By Eric Velazquez Pro-Source
Carve out a beefy set of horseshoes using this multi-joint triceps workout
Goal: Size, Strength
What is the best mass-builder out there for triceps? Some might argue that it's the skullcrusher because it targets the meaty, long head of the triceps. Some might be quick to say that it's the cable pressdown because it effectively isolates the tri's. Those people wouldn't be wrong but keep in mind that big muscle is built through progressive overload. While it's true that the long head of the triceps is most responsible for triceps size, it's one of only three heads and each must be targeted to ensure the most growth. And the pressdown? Well, intensity trumps isolation every time. So the answer lies somewhere between balance and big weight.
"The greatest exercise for size and strength of the triceps is without question the dip," says Phil Gephart, MS, CSCS, a Newport Beach-based (Calif.) trainer (www.newportfit4life.com) and exercise science professor. The dip hits all three heads of the triceps effectively but, he cautions, there are ways to get it right. And there are definitely ways to get it wrong.
Skip the bench dip. When Gephart says to dip, he is speaking strictly about parallel bar dips done with your bodyweight, or some added resistance. "Don't ever do bench dips like many boot camps encourage," he says. "They are horrendous for the shoulder and can cause an assortment of shoulder injuries.
No lean. Many trainers and coaches teach that a forward lean while doing parallel bar dips is essential for total engagement of the pecs. This is an unnecessary action that only marginally improves engagement of the chest, says Gephart. "There is no need to lean forward while doing dips thinking it will work the chest muscles more. You'll get plenty of pectoral recruitment staying straight up."
Go deep. One of the main goals on every lift should be to always use a complete range of motion. Still, Gephart says, many lifters naively choose to stop the dip at a point where their upper arms are parallel to the floor. "The old concept of going to parallel is just that -- old and antiquated," he says. "You want to go all the way down using a full range of motion. A healthy shoulder should be able to accomplish this task. So if there is pain or you're unable to go to the point where your biceps touch your forearm get your shoulder checked out."
Grip right. Some gyms have bars that taper to accommodate shoulder girdles of all shapes and sizes. This is a good thing. "While doing dips, your arms should be perpendicular to the ground which means your hand will be directly under your shoulder not narrower and not wider." Choose a width that allows for this hand placement. Going wider than shoulder width will unnecessarily strain your shoulders.

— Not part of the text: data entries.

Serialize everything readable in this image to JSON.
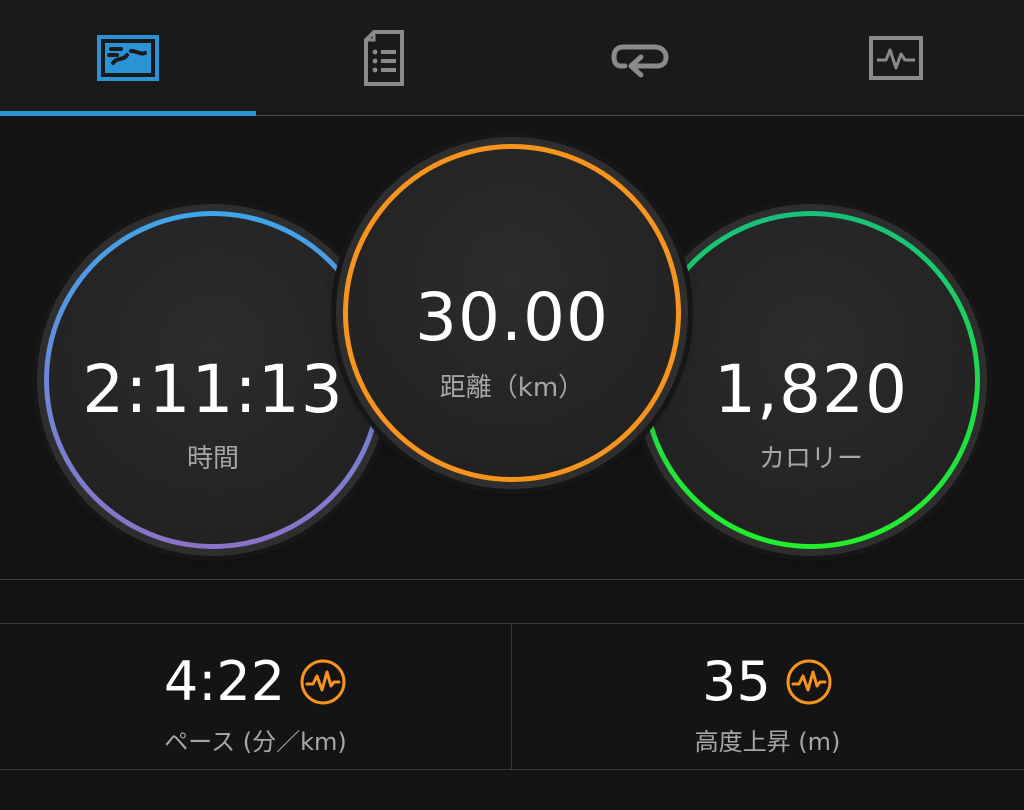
{
  "tabs": [
    {
      "icon": "activity-map-icon",
      "active": true
    },
    {
      "icon": "details-document-icon",
      "active": false
    },
    {
      "icon": "laps-repeat-icon",
      "active": false
    },
    {
      "icon": "chart-monitor-icon",
      "active": false
    }
  ],
  "colors": {
    "accent_blue": "#2a93d5",
    "distance_orange": "#f7941e",
    "time_gradient": [
      "#3ea5e9",
      "#8c72c8"
    ],
    "calorie_gradient": [
      "#19c07a",
      "#22ee2c"
    ],
    "hr_icon_orange": "#f7941e"
  },
  "rings": {
    "time": {
      "value": "2:11:13",
      "label": "時間"
    },
    "distance": {
      "value": "30.00",
      "label": "距離（km）"
    },
    "calories": {
      "value": "1,820",
      "label": "カロリー"
    }
  },
  "stats": {
    "pace": {
      "value": "4:22",
      "label": "ペース (分／km)",
      "icon": "heart-rate-icon"
    },
    "elevation": {
      "value": "35",
      "label": "高度上昇 (m)",
      "icon": "heart-rate-icon"
    }
  }
}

"Next time you work out your triceps, start with three to four sets of 8-12 reps with a four second negative followed by the quickest contraction you can perform," Gephart says. "If this isn't that intense, attach a weight plate to a belt for added resistance."
Adding resistance on the dip from week to week, while staying in those muscle-building ranges, will provide all the stimulus your triceps need to bellow out for summer. Follow the dip with your usual assortment of pressdowns, skullcrushers and kickbacks for a total-package routine. Sorry about your sleeves, by the way.